*** PROVIDED INFORMATION Section Begins ***

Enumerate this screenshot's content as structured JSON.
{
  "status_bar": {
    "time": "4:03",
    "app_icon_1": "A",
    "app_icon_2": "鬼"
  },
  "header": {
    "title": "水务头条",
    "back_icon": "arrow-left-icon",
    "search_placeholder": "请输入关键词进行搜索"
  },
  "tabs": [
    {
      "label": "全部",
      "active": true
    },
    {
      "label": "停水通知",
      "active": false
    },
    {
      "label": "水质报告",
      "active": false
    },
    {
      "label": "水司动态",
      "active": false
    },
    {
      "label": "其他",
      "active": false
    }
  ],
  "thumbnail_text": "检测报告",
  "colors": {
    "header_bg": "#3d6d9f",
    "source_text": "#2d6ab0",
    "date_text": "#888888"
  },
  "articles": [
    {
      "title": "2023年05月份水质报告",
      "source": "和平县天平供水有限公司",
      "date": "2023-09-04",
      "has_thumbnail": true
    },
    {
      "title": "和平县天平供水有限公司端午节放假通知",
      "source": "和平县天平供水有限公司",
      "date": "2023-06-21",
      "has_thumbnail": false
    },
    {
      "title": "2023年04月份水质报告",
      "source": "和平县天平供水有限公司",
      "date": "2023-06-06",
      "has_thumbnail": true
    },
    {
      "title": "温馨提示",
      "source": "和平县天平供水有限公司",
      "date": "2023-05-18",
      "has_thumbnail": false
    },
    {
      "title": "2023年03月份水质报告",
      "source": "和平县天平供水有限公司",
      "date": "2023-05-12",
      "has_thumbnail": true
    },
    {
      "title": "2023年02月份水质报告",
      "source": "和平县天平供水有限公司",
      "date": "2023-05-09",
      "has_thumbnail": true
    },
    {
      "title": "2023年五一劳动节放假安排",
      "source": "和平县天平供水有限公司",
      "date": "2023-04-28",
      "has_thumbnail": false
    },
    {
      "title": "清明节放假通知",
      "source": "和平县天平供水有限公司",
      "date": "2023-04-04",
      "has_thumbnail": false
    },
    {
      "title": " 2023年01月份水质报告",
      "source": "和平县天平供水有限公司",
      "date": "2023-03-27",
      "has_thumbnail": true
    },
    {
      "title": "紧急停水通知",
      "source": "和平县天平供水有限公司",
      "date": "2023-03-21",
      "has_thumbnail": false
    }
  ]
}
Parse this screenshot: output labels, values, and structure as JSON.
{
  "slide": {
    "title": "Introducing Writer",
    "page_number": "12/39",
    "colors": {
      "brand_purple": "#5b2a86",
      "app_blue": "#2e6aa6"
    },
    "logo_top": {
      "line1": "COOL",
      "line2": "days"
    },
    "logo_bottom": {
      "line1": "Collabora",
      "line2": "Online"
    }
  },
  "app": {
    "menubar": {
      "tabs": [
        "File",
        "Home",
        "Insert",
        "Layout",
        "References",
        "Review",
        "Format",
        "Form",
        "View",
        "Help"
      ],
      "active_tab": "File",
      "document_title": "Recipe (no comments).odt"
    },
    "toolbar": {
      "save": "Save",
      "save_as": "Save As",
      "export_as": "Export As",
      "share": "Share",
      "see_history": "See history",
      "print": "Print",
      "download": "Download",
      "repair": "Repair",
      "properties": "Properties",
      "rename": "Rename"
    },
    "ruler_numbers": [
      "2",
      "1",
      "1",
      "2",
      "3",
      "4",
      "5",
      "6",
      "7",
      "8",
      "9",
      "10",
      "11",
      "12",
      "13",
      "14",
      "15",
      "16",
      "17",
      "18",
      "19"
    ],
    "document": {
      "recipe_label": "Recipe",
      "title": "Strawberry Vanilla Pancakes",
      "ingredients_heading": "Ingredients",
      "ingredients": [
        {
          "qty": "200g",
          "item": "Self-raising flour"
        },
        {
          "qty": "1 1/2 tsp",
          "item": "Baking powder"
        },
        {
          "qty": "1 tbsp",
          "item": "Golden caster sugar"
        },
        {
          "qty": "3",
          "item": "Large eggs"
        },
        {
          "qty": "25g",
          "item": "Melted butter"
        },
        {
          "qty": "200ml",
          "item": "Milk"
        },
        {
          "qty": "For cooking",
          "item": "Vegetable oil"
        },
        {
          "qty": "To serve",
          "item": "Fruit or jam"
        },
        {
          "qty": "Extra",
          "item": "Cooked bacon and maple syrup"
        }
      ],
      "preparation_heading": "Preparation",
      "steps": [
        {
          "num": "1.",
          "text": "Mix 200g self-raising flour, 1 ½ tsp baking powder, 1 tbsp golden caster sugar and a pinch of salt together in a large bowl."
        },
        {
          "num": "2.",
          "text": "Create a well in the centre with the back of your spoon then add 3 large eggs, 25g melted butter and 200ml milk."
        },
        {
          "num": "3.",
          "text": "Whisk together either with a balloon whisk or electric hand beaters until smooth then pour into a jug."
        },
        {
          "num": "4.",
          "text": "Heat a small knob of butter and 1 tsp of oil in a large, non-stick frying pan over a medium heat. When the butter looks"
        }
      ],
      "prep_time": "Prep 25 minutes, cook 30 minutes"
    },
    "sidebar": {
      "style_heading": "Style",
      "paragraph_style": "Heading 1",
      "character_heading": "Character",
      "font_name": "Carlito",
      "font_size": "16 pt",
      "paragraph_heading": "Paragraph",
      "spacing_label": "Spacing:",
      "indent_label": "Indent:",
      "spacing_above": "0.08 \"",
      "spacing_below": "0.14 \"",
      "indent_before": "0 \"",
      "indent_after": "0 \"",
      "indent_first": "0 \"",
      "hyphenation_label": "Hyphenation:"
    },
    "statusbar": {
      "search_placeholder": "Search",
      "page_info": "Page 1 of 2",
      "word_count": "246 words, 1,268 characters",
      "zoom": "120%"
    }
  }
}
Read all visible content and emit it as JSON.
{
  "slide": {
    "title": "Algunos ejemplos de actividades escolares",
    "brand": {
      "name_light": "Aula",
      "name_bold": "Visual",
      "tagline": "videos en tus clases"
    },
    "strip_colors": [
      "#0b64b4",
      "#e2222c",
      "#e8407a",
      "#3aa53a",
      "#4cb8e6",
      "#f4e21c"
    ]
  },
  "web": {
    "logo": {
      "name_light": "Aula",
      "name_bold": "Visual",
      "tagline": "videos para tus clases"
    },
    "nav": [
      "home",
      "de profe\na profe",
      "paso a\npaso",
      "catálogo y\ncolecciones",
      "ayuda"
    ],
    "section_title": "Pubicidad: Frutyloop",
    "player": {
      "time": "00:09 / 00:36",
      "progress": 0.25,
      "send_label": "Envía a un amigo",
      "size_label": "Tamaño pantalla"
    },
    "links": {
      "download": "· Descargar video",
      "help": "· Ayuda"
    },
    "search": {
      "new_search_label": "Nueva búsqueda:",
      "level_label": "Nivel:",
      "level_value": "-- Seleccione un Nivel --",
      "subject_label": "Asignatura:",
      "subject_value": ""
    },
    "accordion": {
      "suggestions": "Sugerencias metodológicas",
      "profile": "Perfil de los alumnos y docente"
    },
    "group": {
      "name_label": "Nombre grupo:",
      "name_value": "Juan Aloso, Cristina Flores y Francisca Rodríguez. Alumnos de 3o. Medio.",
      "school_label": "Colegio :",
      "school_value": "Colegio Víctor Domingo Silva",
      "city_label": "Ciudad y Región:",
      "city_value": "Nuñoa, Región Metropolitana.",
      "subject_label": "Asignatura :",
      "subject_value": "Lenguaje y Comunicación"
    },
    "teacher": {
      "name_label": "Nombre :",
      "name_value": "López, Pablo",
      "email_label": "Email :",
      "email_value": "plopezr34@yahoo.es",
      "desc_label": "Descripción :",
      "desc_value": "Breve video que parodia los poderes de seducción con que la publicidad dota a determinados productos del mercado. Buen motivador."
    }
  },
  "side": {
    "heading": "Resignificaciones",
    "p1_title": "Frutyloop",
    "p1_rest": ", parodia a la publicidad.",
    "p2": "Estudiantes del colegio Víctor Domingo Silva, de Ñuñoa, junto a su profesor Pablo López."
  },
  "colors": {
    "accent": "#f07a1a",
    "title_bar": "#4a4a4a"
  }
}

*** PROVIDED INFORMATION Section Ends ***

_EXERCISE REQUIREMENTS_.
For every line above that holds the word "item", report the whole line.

_COMPLETED TASK_.
          "item": "Self-raising flour"
          "item": "Baking powder"
          "item": "Golden caster sugar"
          "item": "Large eggs"
          "item": "Melted butter"
          "item": "Milk"
          "item": "Vegetable oil"
          "item": "Fruit or jam"
          "item": "Cooked bacon and maple syrup"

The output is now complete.